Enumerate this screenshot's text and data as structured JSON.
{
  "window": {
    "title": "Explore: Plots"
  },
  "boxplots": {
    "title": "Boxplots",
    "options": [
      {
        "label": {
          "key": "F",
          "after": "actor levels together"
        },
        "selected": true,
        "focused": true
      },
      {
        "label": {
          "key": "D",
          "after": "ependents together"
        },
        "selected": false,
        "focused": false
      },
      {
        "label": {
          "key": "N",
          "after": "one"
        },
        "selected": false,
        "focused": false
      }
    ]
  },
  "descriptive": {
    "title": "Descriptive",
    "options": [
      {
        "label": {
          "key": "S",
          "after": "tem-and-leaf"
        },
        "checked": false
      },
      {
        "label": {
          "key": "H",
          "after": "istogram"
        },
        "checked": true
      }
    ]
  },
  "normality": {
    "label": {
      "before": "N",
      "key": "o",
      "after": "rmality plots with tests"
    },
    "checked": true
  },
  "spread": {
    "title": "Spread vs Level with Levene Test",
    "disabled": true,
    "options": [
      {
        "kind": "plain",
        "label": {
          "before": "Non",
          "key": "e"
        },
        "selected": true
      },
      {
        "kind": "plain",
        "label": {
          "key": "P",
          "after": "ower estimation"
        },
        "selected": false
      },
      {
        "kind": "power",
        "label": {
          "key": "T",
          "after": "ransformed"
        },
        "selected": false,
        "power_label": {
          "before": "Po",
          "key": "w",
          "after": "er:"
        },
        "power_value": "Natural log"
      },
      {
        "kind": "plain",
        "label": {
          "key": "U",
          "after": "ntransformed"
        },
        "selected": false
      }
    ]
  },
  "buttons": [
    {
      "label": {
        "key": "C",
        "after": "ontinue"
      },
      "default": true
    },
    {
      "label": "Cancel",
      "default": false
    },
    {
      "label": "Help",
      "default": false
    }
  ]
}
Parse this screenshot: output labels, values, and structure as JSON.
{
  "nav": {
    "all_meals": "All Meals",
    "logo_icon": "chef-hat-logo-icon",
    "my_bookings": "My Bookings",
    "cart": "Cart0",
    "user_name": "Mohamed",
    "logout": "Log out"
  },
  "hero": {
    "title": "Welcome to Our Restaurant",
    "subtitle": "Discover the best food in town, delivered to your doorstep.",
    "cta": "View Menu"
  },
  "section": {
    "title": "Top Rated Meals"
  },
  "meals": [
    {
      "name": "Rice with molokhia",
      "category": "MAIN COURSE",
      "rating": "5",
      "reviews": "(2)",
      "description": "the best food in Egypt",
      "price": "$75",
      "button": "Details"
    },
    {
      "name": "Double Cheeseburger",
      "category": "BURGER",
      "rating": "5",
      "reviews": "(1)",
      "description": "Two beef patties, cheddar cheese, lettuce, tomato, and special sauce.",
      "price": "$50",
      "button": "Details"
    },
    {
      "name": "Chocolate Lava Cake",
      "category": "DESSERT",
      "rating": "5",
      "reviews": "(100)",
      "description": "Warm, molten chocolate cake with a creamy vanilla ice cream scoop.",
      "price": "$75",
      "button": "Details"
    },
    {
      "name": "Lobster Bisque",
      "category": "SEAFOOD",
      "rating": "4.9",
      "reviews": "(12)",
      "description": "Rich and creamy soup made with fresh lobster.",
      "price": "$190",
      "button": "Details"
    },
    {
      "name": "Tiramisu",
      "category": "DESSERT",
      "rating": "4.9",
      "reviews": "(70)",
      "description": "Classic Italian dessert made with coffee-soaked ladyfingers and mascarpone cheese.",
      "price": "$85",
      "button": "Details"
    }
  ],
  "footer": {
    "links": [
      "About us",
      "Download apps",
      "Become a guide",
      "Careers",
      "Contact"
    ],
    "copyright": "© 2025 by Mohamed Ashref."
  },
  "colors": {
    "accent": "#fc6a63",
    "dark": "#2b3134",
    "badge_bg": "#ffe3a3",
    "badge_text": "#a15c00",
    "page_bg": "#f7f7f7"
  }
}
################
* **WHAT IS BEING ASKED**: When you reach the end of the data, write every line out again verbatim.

* **TASK SOLUTION**:
Enumerate this screenshot's text and data as structured JSON.
{
  "window": {
    "title": "Explore: Plots"
  },
  "boxplots": {
    "title": "Boxplots",
    "options": [
      {
        "label": {
          "key": "F",
          "after": "actor levels together"
        },
        "selected": true,
        "focused": true
      },
      {
        "label": {
          "key": "D",
          "after": "ependents together"
        },
        "selected": false,
        "focused": false
      },
      {
        "label": {
          "key": "N",
          "after": "one"
        },
        "selected": false,
        "focused": false
      }
    ]
  },
  "descriptive": {
    "title": "Descriptive",
    "options": [
      {
        "label": {
          "key": "S",
          "after": "tem-and-leaf"
        },
        "checked": false
      },
      {
        "label": {
          "key": "H",
          "after": "istogram"
        },
        "checked": true
      }
    ]
  },
  "normality": {
    "label": {
      "before": "N",
      "key": "o",
      "after": "rmality plots with tests"
    },
    "checked": true
  },
  "spread": {
    "title": "Spread vs Level with Levene Test",
    "disabled": true,
    "options": [
      {
        "kind": "plain",
        "label": {
          "before": "Non",
          "key": "e"
        },
        "selected": true
      },
      {
        "kind": "plain",
        "label": {
          "key": "P",
          "after": "ower estimation"
        },
        "selected": false
      },
      {
        "kind": "power",
        "label": {
          "key": "T",
          "after": "ransformed"
        },
        "selected": false,
        "power_label": {
          "before": "Po",
          "key": "w",
          "after": "er:"
        },
        "power_value": "Natural log"
      },
      {
        "kind": "plain",
        "label": {
          "key": "U",
          "after": "ntransformed"
        },
        "selected": false
      }
    ]
  },
  "buttons": [
    {
      "label": {
        "key": "C",
        "after": "ontinue"
      },
      "default": true
    },
    {
      "label": "Cancel",
      "default": false
    },
    {
      "label": "Help",
      "default": false
    }
  ]
}
Parse this screenshot: output labels, values, and structure as JSON.
{
  "nav": {
    "all_meals": "All Meals",
    "logo_icon": "chef-hat-logo-icon",
    "my_bookings": "My Bookings",
    "cart": "Cart0",
    "user_name": "Mohamed",
    "logout": "Log out"
  },
  "hero": {
    "title": "Welcome to Our Restaurant",
    "subtitle": "Discover the best food in town, delivered to your doorstep.",
    "cta": "View Menu"
  },
  "section": {
    "title": "Top Rated Meals"
  },
  "meals": [
    {
      "name": "Rice with molokhia",
      "category": "MAIN COURSE",
      "rating": "5",
      "reviews": "(2)",
      "description": "the best food in Egypt",
      "price": "$75",
      "button": "Details"
    },
    {
      "name": "Double Cheeseburger",
      "category": "BURGER",
      "rating": "5",
      "reviews": "(1)",
      "description": "Two beef patties, cheddar cheese, lettuce, tomato, and special sauce.",
      "price": "$50",
      "button": "Details"
    },
    {
      "name": "Chocolate Lava Cake",
      "category": "DESSERT",
      "rating": "5",
      "reviews": "(100)",
      "description": "Warm, molten chocolate cake with a creamy vanilla ice cream scoop.",
      "price": "$75",
      "button": "Details"
    },
    {
      "name": "Lobster Bisque",
      "category": "SEAFOOD",
      "rating": "4.9",
      "reviews": "(12)",
      "description": "Rich and creamy soup made with fresh lobster.",
      "price": "$190",
      "button": "Details"
    },
    {
      "name": "Tiramisu",
      "category": "DESSERT",
      "rating": "4.9",
      "reviews": "(70)",
      "description": "Classic Italian dessert made with coffee-soaked ladyfingers and mascarpone cheese.",
      "price": "$85",
      "button": "Details"
    }
  ],
  "footer": {
    "links": [
      "About us",
      "Download apps",
      "Become a guide",
      "Careers",
      "Contact"
    ],
    "copyright": "© 2025 by Mohamed Ashref."
  },
  "colors": {
    "accent": "#fc6a63",
    "dark": "#2b3134",
    "badge_bg": "#ffe3a3",
    "badge_text": "#a15c00",
    "page_bg": "#f7f7f7"
  }
}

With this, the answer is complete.